The three main characters are named “fatty," “normy,” and “lanky,” labeled based on adjectives, without their own name on the script. The reasoning behind this is that they are people who are not special in any way, similar to people audience members often see around us. The fatty represents a dictator who reigns over the people based on strength and power, while the normy is satisfied with the minimum share of returning and living in the mechanism of power and obeying and adapting to the oppression and domination of the system. The lanky represents a helpless intellectual who is less capable of understanding the dynamics of the theory, preceded by speech rather than the practice.
Park Seong-eun said that the main content of this play is a ludicrous occurrence in which the main characters struggle to find justification for their actions in a barbaric situation where human beings are forced to eat human beings.
When the play ended, the actors and the audience took pictures together on the stage. The reporter asked the audience members how they felt while they watched the play.
Kim Seong-jeong, Ewha Womans University ‘17, who came to see her actor friend, exclaimed, “I felt the play was profound. They were amateur actors, but it seemed excellent to me, and the awkwardness itself felt fine.”
When the reporter asked what they felt when he saw the play, Lee Yeon-woo and Lee Seo-woo, who came to see the play because they too are friends with one of the actors in the play, said “We felt the selfishness that human beings are capable of when they were exposed to extreme circumstances.”
After the audience left, HUFSplay began to dismantle the stage: the actors, directors, and the planner, together with all of the HUFSplay people, removed the stage together and took down the posters.
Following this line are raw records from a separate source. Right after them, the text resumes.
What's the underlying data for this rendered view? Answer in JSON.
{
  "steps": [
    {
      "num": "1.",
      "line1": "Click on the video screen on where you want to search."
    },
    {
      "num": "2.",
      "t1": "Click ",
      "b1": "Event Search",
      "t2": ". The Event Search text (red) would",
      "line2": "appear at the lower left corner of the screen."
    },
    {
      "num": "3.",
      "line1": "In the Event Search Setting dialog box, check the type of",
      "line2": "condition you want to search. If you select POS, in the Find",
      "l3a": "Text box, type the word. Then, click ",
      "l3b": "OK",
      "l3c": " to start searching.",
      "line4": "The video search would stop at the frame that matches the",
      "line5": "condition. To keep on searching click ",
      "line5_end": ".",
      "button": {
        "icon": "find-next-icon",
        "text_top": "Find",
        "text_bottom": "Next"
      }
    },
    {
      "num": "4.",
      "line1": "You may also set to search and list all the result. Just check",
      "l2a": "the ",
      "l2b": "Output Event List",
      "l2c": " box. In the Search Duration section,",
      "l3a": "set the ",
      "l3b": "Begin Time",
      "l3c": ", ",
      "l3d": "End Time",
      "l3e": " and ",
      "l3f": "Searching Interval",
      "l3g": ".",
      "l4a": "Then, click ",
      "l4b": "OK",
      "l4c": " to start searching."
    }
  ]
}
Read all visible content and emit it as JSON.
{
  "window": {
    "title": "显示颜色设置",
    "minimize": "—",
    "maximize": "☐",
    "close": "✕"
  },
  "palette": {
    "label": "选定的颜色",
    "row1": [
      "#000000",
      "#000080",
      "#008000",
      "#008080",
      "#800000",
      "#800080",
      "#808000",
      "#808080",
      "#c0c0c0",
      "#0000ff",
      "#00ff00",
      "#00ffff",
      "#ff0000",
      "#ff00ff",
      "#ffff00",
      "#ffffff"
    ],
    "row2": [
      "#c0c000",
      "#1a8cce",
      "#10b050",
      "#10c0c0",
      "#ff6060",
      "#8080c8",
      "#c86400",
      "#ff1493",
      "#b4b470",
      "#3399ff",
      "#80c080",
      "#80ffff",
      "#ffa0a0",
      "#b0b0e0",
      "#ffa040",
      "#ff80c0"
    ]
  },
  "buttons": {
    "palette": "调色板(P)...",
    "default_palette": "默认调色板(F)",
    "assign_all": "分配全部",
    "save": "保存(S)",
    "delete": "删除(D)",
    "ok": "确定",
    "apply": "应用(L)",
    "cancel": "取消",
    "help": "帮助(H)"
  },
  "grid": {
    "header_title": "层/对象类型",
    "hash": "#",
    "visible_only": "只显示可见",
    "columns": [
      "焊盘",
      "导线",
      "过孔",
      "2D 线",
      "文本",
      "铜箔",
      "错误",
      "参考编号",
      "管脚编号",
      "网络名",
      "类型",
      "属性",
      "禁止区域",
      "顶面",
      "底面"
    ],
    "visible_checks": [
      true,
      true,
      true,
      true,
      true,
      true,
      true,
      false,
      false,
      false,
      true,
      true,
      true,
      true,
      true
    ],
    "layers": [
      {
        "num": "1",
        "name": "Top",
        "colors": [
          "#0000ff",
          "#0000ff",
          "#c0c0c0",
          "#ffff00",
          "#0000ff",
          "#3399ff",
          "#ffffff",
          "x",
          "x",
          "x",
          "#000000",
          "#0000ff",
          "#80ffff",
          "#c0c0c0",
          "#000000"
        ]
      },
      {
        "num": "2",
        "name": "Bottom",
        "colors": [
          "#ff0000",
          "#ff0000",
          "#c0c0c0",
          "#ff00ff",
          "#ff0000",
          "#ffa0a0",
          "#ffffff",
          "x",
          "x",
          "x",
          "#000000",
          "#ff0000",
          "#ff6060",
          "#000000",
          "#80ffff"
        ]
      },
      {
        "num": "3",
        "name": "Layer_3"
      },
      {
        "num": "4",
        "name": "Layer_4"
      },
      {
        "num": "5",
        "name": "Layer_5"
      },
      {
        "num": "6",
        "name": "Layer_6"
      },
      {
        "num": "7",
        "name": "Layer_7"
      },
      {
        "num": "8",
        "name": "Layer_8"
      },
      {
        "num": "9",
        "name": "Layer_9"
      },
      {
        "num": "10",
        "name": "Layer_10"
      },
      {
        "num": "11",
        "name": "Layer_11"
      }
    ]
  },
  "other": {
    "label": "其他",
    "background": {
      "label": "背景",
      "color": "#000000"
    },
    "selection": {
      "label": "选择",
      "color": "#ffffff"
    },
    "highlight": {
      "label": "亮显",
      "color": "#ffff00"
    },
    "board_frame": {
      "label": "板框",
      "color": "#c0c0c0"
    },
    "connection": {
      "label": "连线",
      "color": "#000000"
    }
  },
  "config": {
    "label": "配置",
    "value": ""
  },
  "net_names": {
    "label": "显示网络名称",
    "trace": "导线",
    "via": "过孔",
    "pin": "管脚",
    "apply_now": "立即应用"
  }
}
The reporter asked the actors about their feelings regarding their last performance. Eom Jeong-yeon said “We practiced for two months of vacation. I am glad that the last performance was well done.”
Actor Kim Chai-hyeon stated, “I thought that I would be able to feel relieved after the performance, but I feel a sense of frustration as I get ready to go home and think about it. So, I think that I am going to perform again.”
Actor Lee Suk-min, who played the lanky in this play, seemed particularly sad. “It is hard to express your testimony as an adjective. My heart hurts. I want to do more. I regret that I couldn’t remember the script faster and always do better. It seems to be addictive,” said Lee. He described that feeling as seeming like a vicious circle of sorts, but he seemed to be committed to acting again in another play.
Director Lee Yong-soo replied to the reporter asking about the goal he was trying to achieve through the play. Lee said, “The team got to know each other well, the audience understood the paintings we made, the play kept safe, and people made memories that are unforgettable to everyone. Yes, we are all done.”
It seemed as if the HUFSplay troupe couldn’t be fully satisfied, but they did well enough in the end.
Now we know about the play “Out At Sea” and HUFSplay. HUFSplay acted out this play to tell the audience the meaning in the play. What message did they want to tell us? In the middle of the sea, we could see our reality. We are all the fatty, the normy, and the lanky. We need to think about where we are in this society and how we should live with each other.
By Han Byeong-ji
Reporter of National Section